──────── Exercise materials ────────
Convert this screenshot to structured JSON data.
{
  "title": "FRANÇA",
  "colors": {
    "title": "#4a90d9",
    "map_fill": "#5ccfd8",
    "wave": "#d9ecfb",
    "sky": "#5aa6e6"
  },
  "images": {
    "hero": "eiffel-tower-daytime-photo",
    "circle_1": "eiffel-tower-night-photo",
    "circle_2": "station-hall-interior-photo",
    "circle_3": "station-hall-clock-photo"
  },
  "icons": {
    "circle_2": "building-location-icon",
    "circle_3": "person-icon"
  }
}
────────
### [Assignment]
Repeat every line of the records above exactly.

### [Solution]
Convert this screenshot to structured JSON data.
{
  "title": "FRANÇA",
  "colors": {
    "title": "#4a90d9",
    "map_fill": "#5ccfd8",
    "wave": "#d9ecfb",
    "sky": "#5aa6e6"
  },
  "images": {
    "hero": "eiffel-tower-daytime-photo",
    "circle_1": "eiffel-tower-night-photo",
    "circle_2": "station-hall-interior-photo",
    "circle_3": "station-hall-clock-photo"
  },
  "icons": {
    "circle_2": "building-location-icon",
    "circle_3": "person-icon"
  }
}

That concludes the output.